Discussion in 'Etymology, History of languages and Linguistics (EHL)' started by killerbee256, Nov 19, 2013.

  1. killerbee256 Senior Member

    American English
    Some time ago I read that Portuguese was standardized with influences from Occitan, which at the time was very popular due to traveling minstrels from that region preforming in that language. How much of this was the case? It would seem to explain some of the similar features Portuguese shares with Catalan, for examples the word bom vs Spanish beuno and Italian buono, given those forms I would expect Portuguese to have bono due to it's overall similarities with castilian yet lack of diphthongs. Yet in this case and others Portuguese drops the final consonant like in Gallo-romance, which seems unusual. But I'm nothing more then an amateur at linguistics, so I'm asking here.
     
    Last edited: Nov 20, 2013
  2. Cossue

    Cossue Junior Member

    Galiza
    Galician & Spanish
    The linguistic influence of Occitan on Portuguese (and on Galician :)) was certainly linked to the Occitan medieval lyrics and its influence over the Galician-Portuguese medieval lyric; and maybe also due to the fact of the royal families of Portugal and (Galicia and) León descended from two Burgundians counts, Henry and Raymond, who were rewarded respectively with the governments of Portugal and Galicia in the later years of the 11th century, marrying two of the daughters of king Afonso VI of León, and so originating the aforementioned royal families.

    Anyway, as long as I know the linguistic influence of Occitan was mostly limited to vocabulary, and much of it is today old-fashioned. What you read probably referred to the spelling impulsed by the royal chancellery of Portugal: the palatal nasal and the palatal lateral, which in Galician are usually represented by ñ and ll following Castilian spelling, are represented in Portuguese since the last years of the 13th century by the Occitan-like spellings nh and lh. In contrast, Galician used in the 13th-16th centuries a series of non standardized spelling: ñ, ni, gn, n, nh for the palatal nasal, and l, ll, li, lh for the lateral.
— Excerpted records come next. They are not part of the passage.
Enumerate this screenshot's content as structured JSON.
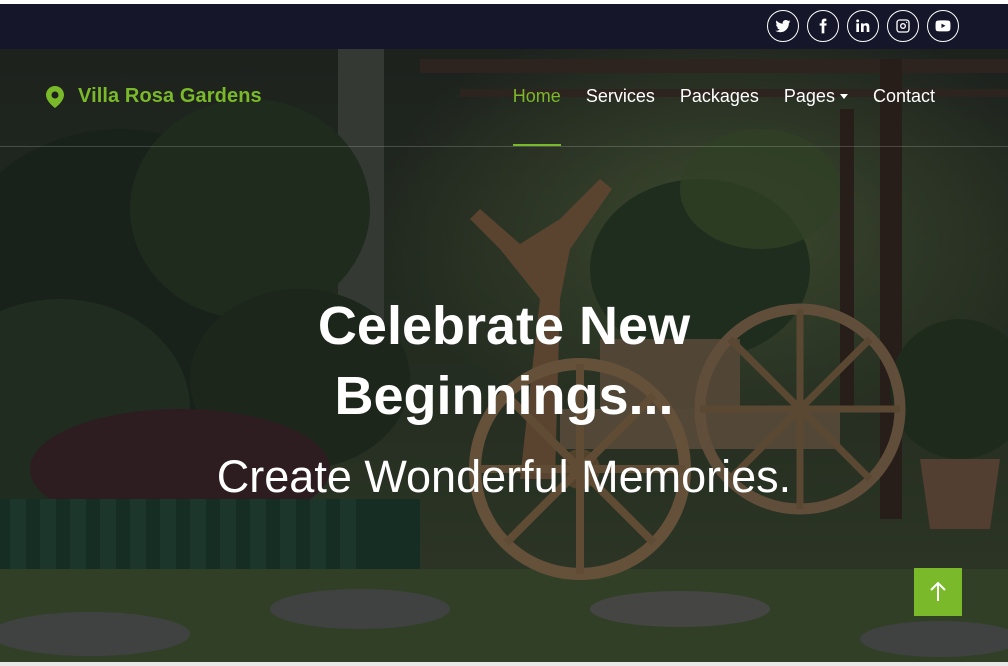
{
  "topbar": {
    "socials": [
      {
        "icon": "twitter-icon"
      },
      {
        "icon": "facebook-icon"
      },
      {
        "icon": "linkedin-icon"
      },
      {
        "icon": "instagram-icon"
      },
      {
        "icon": "youtube-icon"
      }
    ]
  },
  "brand": {
    "name": "Villa Rosa Gardens",
    "icon": "map-marker-icon"
  },
  "nav": {
    "items": [
      {
        "label": "Home",
        "active": true
      },
      {
        "label": "Services"
      },
      {
        "label": "Packages"
      },
      {
        "label": "Pages",
        "dropdown": true
      },
      {
        "label": "Contact"
      }
    ]
  },
  "hero": {
    "title": "Celebrate New Beginnings...",
    "subtitle": "Create Wonderful Memories."
  },
  "colors": {
    "accent": "#7ab929",
    "topbar": "#16162a",
    "text": "#ffffff"
  }
}
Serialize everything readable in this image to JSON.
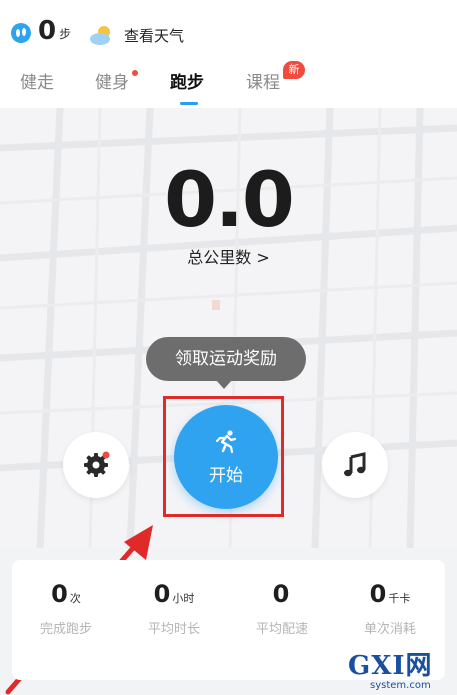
{
  "header": {
    "steps_value": "0",
    "steps_unit": "步",
    "weather_text": "查看天气",
    "steps_icon": "footprints-icon",
    "weather_icon": "partly-cloudy-icon"
  },
  "tabs": [
    {
      "label": "健走",
      "active": false,
      "dot": false
    },
    {
      "label": "健身",
      "active": false,
      "dot": true
    },
    {
      "label": "跑步",
      "active": true,
      "dot": false
    },
    {
      "label": "课程",
      "active": false,
      "dot": false,
      "badge": "新"
    }
  ],
  "main": {
    "distance_value": "0.0",
    "distance_label": "总公里数 >",
    "tooltip": "领取运动奖励",
    "start_label": "开始",
    "settings_icon": "gear-icon",
    "music_icon": "music-note-icon",
    "start_icon": "running-man-icon"
  },
  "stats": [
    {
      "value": "0",
      "unit": "次",
      "label": "完成跑步"
    },
    {
      "value": "0",
      "unit": "小时",
      "label": "平均时长"
    },
    {
      "value": "0",
      "unit": "",
      "label": "平均配速"
    },
    {
      "value": "0",
      "unit": "千卡",
      "label": "单次消耗"
    }
  ],
  "watermark": {
    "brand": "GXI网",
    "domain": "system.com"
  },
  "colors": {
    "accent": "#2fa3f0",
    "highlight": "#e02a2a",
    "badge": "#f04b3e"
  }
}
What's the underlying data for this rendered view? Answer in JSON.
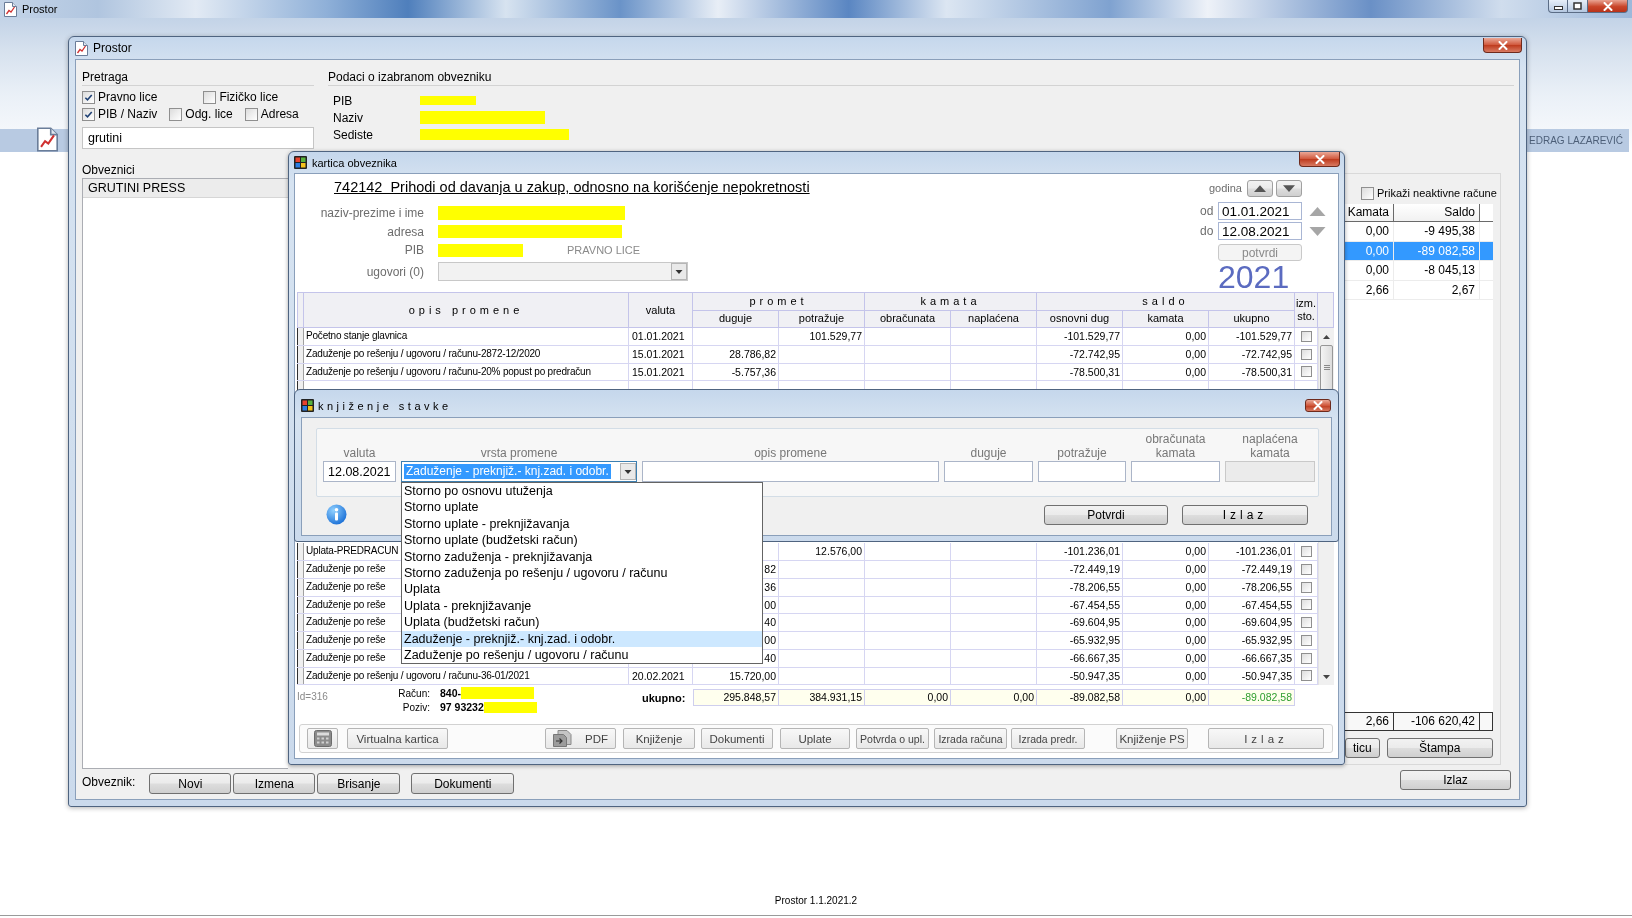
{
  "app": {
    "title": "Prostor",
    "user": "EDRAG LAZAREVIĆ",
    "version": "Prostor 1.1.2021.2"
  },
  "main_window": {
    "title": "Prostor",
    "search": {
      "title": "Pretraga",
      "option_rows": [
        [
          {
            "label": "Pravno lice",
            "checked": true
          },
          {
            "label": "Fizičko lice",
            "checked": false
          }
        ],
        [
          {
            "label": "PIB / Naziv",
            "checked": true
          },
          {
            "label": "Odg. lice",
            "checked": false
          },
          {
            "label": "Adresa",
            "checked": false
          }
        ]
      ],
      "value": "grutini"
    },
    "taxpayers": {
      "title": "Obveznici",
      "items": [
        {
          "label": "GRUTINI PRESS",
          "selected": true
        }
      ]
    },
    "details": {
      "title": "Podaci o izabranom obvezniku",
      "fields": [
        {
          "label": "PIB"
        },
        {
          "label": "Naziv"
        },
        {
          "label": "Sediste"
        }
      ]
    },
    "accounts": {
      "show_inactive": {
        "label": "Prikaži neaktivne račune",
        "checked": false
      },
      "columns": [
        "Kamata",
        "Saldo"
      ],
      "rows": [
        {
          "cells": [
            "0,00",
            "-9 495,38"
          ],
          "selected": false
        },
        {
          "cells": [
            "0,00",
            "-89 082,58"
          ],
          "selected": true
        },
        {
          "cells": [
            "0,00",
            "-8 045,13"
          ],
          "selected": false
        },
        {
          "cells": [
            "2,66",
            "2,67"
          ],
          "selected": false
        }
      ],
      "totals": [
        "2,66",
        "-106 620,42"
      ],
      "buttons": [
        "ticu",
        "Štampa"
      ]
    },
    "footer": {
      "label": "Obveznik:",
      "buttons": [
        "Novi",
        "Izmena",
        "Brisanje",
        "Dokumenti"
      ],
      "exit": "Izlaz"
    }
  },
  "card_window": {
    "title": "kartica obveznika",
    "heading": "742142  Prihodi od davanja u zakup, odnosno na korišćenje nepokretnosti",
    "fields": [
      {
        "label": "naziv-prezime i ime"
      },
      {
        "label": "adresa"
      },
      {
        "label": "PIB",
        "note": "PRAVNO LICE"
      }
    ],
    "contracts": {
      "label": "ugovori (0)",
      "disabled": true
    },
    "period": {
      "year_label": "godina",
      "from_label": "od",
      "from": "01.01.2021",
      "to_label": "do",
      "to": "12.08.2021",
      "confirm": {
        "label": "potvrdi",
        "disabled": true
      },
      "year": "2021"
    },
    "table": {
      "header": [
        {
          "label": "opis promene"
        },
        {
          "label": "valuta"
        },
        {
          "label": "promet",
          "columns": [
            "duguje",
            "potražuje"
          ]
        },
        {
          "label": "kamata",
          "columns": [
            "obračunata",
            "naplaćena"
          ]
        },
        {
          "label": "saldo",
          "columns": [
            "osnovni dug",
            "kamata",
            "ukupno"
          ]
        },
        {
          "label": "izm. sto."
        }
      ],
      "rows": [
        {
          "description": "Početno stanje glavnica",
          "value_date": "01.01.2021",
          "credit": "101.529,77",
          "principal_balance": "-101.529,77",
          "interest_balance": "0,00",
          "total_balance": "-101.529,77",
          "checked": false
        },
        {
          "description": "Zaduženje po rešenju / ugovoru / računu-2872-12/2020",
          "value_date": "15.01.2021",
          "debit": "28.786,82",
          "principal_balance": "-72.742,95",
          "interest_balance": "0,00",
          "total_balance": "-72.742,95",
          "checked": false
        },
        {
          "description": "Zaduženje po rešenju / ugovoru / računu-20% popust po predračun",
          "value_date": "15.01.2021",
          "debit": "-5.757,36",
          "principal_balance": "-78.500,31",
          "interest_balance": "0,00",
          "total_balance": "-78.500,31",
          "checked": false
        },
        {
          "description": "Uplata-PREDRACUN",
          "credit": "12.576,00",
          "principal_balance": "-101.236,01",
          "interest_balance": "0,00",
          "total_balance": "-101.236,01",
          "checked": false
        },
        {
          "description": "Zaduženje po reše",
          "debit": "82",
          "principal_balance": "-72.449,19",
          "interest_balance": "0,00",
          "total_balance": "-72.449,19",
          "checked": false
        },
        {
          "description": "Zaduženje po reše",
          "debit": "36",
          "principal_balance": "-78.206,55",
          "interest_balance": "0,00",
          "total_balance": "-78.206,55",
          "checked": false
        },
        {
          "description": "Zaduženje po reše",
          "debit": "00",
          "principal_balance": "-67.454,55",
          "interest_balance": "0,00",
          "total_balance": "-67.454,55",
          "checked": false
        },
        {
          "description": "Zaduženje po reše",
          "debit": "40",
          "principal_balance": "-69.604,95",
          "interest_balance": "0,00",
          "total_balance": "-69.604,95",
          "checked": false
        },
        {
          "description": "Zaduženje po reše",
          "debit": "00",
          "principal_balance": "-65.932,95",
          "interest_balance": "0,00",
          "total_balance": "-65.932,95",
          "checked": false
        },
        {
          "description": "Zaduženje po reše",
          "debit": "40",
          "principal_balance": "-66.667,35",
          "interest_balance": "0,00",
          "total_balance": "-66.667,35",
          "checked": false
        },
        {
          "description": "Zaduženje po rešenju / ugovoru / računu-36-01/2021",
          "value_date": "20.02.2021",
          "debit": "15.720,00",
          "principal_balance": "-50.947,35",
          "interest_balance": "0,00",
          "total_balance": "-50.947,35",
          "checked": false
        }
      ]
    },
    "summary": {
      "id": "Id=316",
      "account_label": "Račun:",
      "account": "840-",
      "reference_label": "Poziv:",
      "reference": "97 93232",
      "total_label": "ukupno:",
      "totals": {
        "debit": "295.848,57",
        "credit": "384.931,15",
        "interest_charged": "0,00",
        "interest_paid": "0,00",
        "principal_balance": "-89.082,58",
        "interest_balance": "0,00",
        "total_balance": "-89.082,58"
      }
    },
    "toolbar": [
      {
        "kind": "icon"
      },
      {
        "kind": "text",
        "label": "Virtualna kartica"
      },
      {
        "kind": "icon_text",
        "label": "PDF"
      },
      {
        "kind": "text",
        "label": "Knjiženje"
      },
      {
        "kind": "text",
        "label": "Dokumenti"
      },
      {
        "kind": "text",
        "label": "Uplate"
      },
      {
        "kind": "text",
        "label": "Potvrda o upl."
      },
      {
        "kind": "text",
        "label": "Izrada računa"
      },
      {
        "kind": "text",
        "label": "Izrada predr."
      },
      {
        "kind": "text",
        "label": "Knjiženje PS"
      },
      {
        "kind": "text",
        "label": "Izlaz"
      }
    ]
  },
  "entry_dialog": {
    "title": "knjiženje stavke",
    "fields": [
      {
        "kind": "text",
        "label": "valuta",
        "value": "12.08.2021",
        "disabled": false
      },
      {
        "kind": "combo",
        "label": "vrsta promene",
        "value": "Zaduženje - preknjiž.- knj.zad. i odobr.",
        "disabled": false,
        "expanded": true,
        "options": [
          {
            "label": "Storno po osnovu utuženja",
            "selected": false
          },
          {
            "label": "Storno uplate",
            "selected": false
          },
          {
            "label": "Storno uplate - preknjižavanja",
            "selected": false
          },
          {
            "label": "Storno uplate (budžetski račun)",
            "selected": false
          },
          {
            "label": "Storno zaduženja - preknjižavanja",
            "selected": false
          },
          {
            "label": "Storno zaduženja po rešenju / ugovoru / računu",
            "selected": false
          },
          {
            "label": "Uplata",
            "selected": false
          },
          {
            "label": "Uplata - preknjižavanje",
            "selected": false
          },
          {
            "label": "Uplata (budžetski račun)",
            "selected": false
          },
          {
            "label": "Zaduženje - preknjiž.- knj.zad. i odobr.",
            "selected": true
          },
          {
            "label": "Zaduženje po rešenju / ugovoru / računu",
            "selected": false
          }
        ]
      },
      {
        "kind": "text",
        "label": "opis promene",
        "disabled": false
      },
      {
        "kind": "text",
        "label": "duguje",
        "disabled": false
      },
      {
        "kind": "text",
        "label": "potražuje",
        "disabled": false
      },
      {
        "kind": "text",
        "label": "obračunata kamata",
        "disabled": false
      },
      {
        "kind": "text",
        "label": "naplaćena kamata",
        "disabled": true
      }
    ],
    "buttons": [
      "Potvrdi",
      "Izlaz"
    ]
  }
}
    On the word bom, Galician bo (dialectal bon), they both derive of medieval bõo < Vulgar Latin bonu (õ is a nasalized o). In Portuguese and in some Galician dialects bõo > bõ regenerated a nasal at the end of the word (cf. Clarinda de Azevedo Maria, Historia do Galego-Português, p. 611).
     
    Last edited: Nov 19, 2013
  3. Cossue

    Cossue Junior Member
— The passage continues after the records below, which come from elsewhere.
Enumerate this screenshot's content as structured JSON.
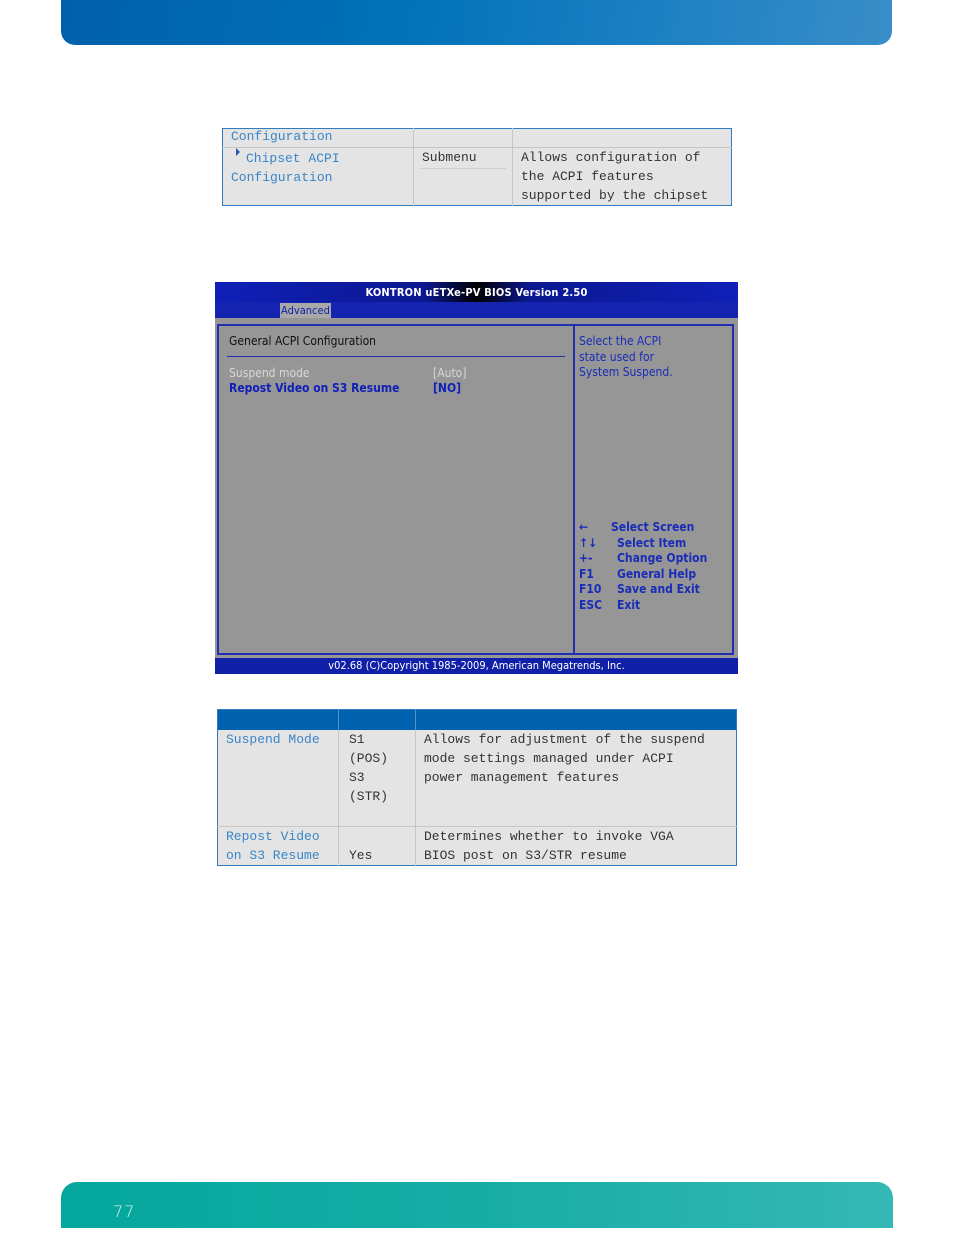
{
  "page": {
    "number": "77"
  },
  "colors": {
    "header_blue": "#0060ac",
    "footer_teal": "#04a79c",
    "bios_blue": "#1020a8",
    "bios_gray": "#969696",
    "link_blue": "#3a85c7"
  },
  "table_top": {
    "header": [
      "Configuration",
      "",
      ""
    ],
    "rows": [
      {
        "feature_lines": [
          "Chipset ACPI",
          "Configuration"
        ],
        "icon": "submenu-arrow-icon",
        "options": "Submenu",
        "description_lines": [
          "Allows configuration of",
          "the ACPI features",
          "supported by the chipset"
        ]
      }
    ]
  },
  "bios": {
    "title": "KONTRON uETXe-PV BIOS Version 2.50",
    "active_tab": "Advanced",
    "section_title": "General ACPI Configuration",
    "items": [
      {
        "label": "Suspend mode",
        "value": "[Auto]"
      },
      {
        "label": "Repost Video on S3 Resume",
        "value": "[NO]"
      }
    ],
    "help_lines": [
      "Select the ACPI",
      "state used for",
      "System Suspend."
    ],
    "keys": [
      {
        "key": "←",
        "action": "Select Screen"
      },
      {
        "key": "↑↓",
        "action": "Select Item"
      },
      {
        "key": "+-",
        "action": "Change Option"
      },
      {
        "key": "F1",
        "action": "General Help"
      },
      {
        "key": "F10",
        "action": "Save and Exit"
      },
      {
        "key": "ESC",
        "action": "Exit"
      }
    ],
    "status": "v02.68 (C)Copyright 1985-2009, American Megatrends, Inc."
  },
  "table_bottom": {
    "header": [
      "",
      "",
      ""
    ],
    "rows": [
      {
        "feature_lines": [
          "Suspend Mode"
        ],
        "option_lines": [
          "S1",
          "(POS)",
          "S3",
          "(STR)"
        ],
        "description_lines": [
          "Allows for adjustment of the suspend",
          "mode settings managed under ACPI",
          "power management features"
        ]
      },
      {
        "feature_lines": [
          "Repost Video",
          "on S3 Resume"
        ],
        "option_lines": [
          "",
          "Yes"
        ],
        "description_lines": [
          "Determines whether to invoke VGA",
          "BIOS post on S3/STR resume"
        ]
      }
    ]
  }
}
    Galiza
    Galician & Spanish
    I mean, while Catalan loss the final vowel:
    VL bonu > Catalan bon,
    Galician-Portuguese loss intervocalic -n- (and comparing to Spanish, also -l- and -d-):
    VL bonu > G-P bõo, later > Portuguese bom / Galician bo / dialectal Galician bon.
     
  4. Ben Jamin Senior Member

    Norway
    Polish
    How is the dialectal "bon" pronounced?
     
  5. Cossue

    Cossue Junior Member

    Galiza
    Galician & Spanish
    ['bõŋ] vs. standard ['bo]
     

Share This Page